Mistress America continues to play up Gerwig’s gift for physical comedy, and the plot, which whisks Brooke and Tracy to Connecticut in search of startup money, gives the second half a screwball zaniness unmatched in Baumbach’s work since Mr. Jealousy. Brooke’s theatricality comes through in a splashy introduction in Times Square, as she strides down the stairs toward Tracy with her arms outstretched and announces, “Welcome to the Great White Way!” From there, she ropes Tracy along as if her new friend were Cary Grant’s blinkered paleontologist in Bringing Up Baby. Tracy has no choice but to follow.

“Those [screwball] movies are highly verbal, but they’re also very physical,” said Baumbach. “In that way, [Gerwig] reminds me of actresses from that era. Something I did with Frances and continued with Mistress America was giving her space to move around in and really see her move. She’s like Carole Lombard. She has a grace even when she’s playing a stumbling character.”

Though Gerwig’s presence has lightened Baumbach’s touch, it challenges the prickliness of his work without dispelling it. Mistress America pushes much harder against Gerwig’s innate charm than their two previous films together. Brooke speaks in a breathless monologue that can be exhausting, both for the characters around her and for viewers looking for a contrary voice. She demands the tolerance of passive types like Tracy, who are willing to get swept up in her cult of personality. Mistress America puts us firmly in Tracy’s position, seduced by Brooke but dubious of her intentions and her follow-through. In other words, she’s the one playing the sonuvabitch here. The question is: Can Gerwig survive it?

Three films into their collaboration, Baumbach is confident of the answer.

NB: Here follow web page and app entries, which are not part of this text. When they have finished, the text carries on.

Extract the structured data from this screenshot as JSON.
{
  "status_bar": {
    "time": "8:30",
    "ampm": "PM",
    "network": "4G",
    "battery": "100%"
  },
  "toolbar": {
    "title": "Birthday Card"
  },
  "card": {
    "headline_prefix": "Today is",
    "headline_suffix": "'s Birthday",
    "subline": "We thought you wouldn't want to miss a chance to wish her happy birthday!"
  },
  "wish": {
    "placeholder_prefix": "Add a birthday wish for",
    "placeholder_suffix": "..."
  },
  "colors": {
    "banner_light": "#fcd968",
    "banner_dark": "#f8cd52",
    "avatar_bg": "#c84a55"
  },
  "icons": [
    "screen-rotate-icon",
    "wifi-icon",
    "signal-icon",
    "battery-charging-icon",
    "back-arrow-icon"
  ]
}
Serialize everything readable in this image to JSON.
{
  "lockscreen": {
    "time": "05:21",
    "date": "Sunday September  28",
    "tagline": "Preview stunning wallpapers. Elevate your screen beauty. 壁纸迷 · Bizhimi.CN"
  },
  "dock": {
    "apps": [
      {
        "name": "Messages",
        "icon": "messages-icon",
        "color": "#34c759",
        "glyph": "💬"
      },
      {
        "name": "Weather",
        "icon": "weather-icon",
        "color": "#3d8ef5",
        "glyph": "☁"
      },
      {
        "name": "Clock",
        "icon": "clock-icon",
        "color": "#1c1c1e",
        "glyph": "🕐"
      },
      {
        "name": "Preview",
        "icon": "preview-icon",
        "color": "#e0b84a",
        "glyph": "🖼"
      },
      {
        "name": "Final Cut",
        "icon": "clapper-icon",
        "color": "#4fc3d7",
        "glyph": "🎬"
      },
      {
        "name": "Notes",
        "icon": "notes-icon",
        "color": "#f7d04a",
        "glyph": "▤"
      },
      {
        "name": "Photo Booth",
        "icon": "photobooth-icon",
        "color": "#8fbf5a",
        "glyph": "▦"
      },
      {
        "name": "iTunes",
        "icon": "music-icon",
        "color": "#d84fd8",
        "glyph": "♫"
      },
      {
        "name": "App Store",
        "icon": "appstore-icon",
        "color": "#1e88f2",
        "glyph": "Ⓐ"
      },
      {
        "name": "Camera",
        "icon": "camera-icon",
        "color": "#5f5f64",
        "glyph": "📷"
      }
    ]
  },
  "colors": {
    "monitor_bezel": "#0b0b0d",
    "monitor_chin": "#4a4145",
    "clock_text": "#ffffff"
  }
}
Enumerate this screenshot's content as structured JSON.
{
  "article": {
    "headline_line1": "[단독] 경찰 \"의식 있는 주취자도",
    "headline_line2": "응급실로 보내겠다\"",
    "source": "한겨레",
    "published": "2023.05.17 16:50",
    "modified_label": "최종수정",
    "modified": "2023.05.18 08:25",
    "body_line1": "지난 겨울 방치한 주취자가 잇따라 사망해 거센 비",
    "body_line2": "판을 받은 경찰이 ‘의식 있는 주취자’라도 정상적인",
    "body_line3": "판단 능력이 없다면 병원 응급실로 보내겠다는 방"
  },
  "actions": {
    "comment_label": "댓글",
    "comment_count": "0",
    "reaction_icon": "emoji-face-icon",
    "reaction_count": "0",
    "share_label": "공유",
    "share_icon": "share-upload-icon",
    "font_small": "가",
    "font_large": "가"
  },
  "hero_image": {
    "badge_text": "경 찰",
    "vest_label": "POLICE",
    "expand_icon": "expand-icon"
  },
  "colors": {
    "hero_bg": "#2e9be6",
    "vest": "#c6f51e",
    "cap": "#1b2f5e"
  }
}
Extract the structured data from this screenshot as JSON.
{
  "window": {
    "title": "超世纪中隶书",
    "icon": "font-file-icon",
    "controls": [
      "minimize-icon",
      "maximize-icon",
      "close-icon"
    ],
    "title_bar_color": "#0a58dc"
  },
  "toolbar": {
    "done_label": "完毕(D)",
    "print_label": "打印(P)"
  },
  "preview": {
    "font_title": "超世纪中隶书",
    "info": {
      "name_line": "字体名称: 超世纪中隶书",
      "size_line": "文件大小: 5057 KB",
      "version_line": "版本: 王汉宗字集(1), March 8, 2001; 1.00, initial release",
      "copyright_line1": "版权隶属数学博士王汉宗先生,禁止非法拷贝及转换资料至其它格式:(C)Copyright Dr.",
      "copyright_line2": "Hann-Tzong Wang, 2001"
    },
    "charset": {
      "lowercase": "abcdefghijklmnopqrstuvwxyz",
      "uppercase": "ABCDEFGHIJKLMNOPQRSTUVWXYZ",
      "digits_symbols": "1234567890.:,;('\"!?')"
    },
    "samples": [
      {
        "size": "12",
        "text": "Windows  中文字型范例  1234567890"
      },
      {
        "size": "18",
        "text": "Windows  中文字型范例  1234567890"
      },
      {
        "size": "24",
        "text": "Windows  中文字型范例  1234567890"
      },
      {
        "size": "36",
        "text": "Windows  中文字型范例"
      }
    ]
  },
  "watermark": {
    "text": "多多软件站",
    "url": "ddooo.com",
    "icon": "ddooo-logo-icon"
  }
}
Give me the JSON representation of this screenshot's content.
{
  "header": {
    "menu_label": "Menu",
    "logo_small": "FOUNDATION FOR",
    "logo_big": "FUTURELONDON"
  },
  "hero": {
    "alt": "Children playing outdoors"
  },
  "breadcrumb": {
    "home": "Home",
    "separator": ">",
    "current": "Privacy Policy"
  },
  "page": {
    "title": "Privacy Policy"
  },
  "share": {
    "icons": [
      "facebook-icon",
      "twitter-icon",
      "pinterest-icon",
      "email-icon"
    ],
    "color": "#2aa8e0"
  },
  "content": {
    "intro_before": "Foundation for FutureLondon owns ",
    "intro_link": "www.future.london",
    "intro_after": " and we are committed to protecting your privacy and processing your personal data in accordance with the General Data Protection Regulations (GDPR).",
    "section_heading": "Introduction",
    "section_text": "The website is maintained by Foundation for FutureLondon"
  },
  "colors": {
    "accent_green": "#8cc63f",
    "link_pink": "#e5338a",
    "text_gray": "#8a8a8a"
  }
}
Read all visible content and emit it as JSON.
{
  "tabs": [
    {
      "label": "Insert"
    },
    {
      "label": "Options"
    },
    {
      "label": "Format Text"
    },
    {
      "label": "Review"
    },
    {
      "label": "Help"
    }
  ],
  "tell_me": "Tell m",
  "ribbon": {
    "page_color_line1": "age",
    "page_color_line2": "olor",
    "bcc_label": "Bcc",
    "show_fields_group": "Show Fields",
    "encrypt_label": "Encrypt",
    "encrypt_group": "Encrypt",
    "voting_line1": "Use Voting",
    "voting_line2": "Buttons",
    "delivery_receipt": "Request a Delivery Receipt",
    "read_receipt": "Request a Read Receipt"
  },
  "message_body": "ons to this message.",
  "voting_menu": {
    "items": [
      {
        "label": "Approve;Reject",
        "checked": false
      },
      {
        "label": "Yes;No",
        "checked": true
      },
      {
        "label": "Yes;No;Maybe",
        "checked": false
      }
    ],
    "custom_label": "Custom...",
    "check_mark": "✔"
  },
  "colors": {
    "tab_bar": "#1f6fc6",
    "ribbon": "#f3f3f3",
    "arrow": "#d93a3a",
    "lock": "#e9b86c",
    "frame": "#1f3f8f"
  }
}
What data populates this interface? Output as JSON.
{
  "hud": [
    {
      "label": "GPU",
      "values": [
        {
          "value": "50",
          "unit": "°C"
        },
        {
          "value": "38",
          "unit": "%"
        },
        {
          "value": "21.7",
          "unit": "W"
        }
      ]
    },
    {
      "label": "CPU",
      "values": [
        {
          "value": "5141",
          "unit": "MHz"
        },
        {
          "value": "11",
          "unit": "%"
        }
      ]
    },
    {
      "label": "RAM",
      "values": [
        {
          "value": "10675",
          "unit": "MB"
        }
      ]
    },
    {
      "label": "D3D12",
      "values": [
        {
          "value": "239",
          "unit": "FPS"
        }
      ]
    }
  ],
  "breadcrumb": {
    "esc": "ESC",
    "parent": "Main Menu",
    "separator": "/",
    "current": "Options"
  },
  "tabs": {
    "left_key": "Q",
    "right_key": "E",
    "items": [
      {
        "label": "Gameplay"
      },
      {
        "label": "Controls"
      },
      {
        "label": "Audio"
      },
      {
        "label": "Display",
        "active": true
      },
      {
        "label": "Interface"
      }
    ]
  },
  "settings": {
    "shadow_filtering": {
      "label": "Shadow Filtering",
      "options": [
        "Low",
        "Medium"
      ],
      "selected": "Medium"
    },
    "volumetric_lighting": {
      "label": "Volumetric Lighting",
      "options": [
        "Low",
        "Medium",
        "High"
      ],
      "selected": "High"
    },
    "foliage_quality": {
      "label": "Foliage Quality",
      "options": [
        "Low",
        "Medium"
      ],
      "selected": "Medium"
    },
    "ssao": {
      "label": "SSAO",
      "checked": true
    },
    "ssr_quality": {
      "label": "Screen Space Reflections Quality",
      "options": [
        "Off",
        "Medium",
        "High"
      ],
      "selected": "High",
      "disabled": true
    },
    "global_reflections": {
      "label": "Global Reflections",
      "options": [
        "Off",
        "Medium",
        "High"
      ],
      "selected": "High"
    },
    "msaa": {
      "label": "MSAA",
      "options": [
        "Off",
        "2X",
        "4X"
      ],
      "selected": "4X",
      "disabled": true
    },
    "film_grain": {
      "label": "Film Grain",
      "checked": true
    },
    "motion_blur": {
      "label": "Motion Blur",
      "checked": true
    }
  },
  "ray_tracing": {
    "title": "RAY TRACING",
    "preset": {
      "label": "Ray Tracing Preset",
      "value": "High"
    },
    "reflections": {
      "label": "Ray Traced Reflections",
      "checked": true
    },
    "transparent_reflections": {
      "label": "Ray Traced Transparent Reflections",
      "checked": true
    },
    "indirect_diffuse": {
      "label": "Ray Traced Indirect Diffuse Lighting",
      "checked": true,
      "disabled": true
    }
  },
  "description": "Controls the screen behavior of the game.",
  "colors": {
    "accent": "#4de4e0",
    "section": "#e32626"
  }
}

He likens Brooke to a hustler, someone with the “bluster and bravado” to rope otherwise rational people into schemes like a restaurant that doubles as an art gallery and hair salon. They’re sure to lose their money, and probably much more. But because Gerwig is playing her, they—and the audience—aren’t going anywhere.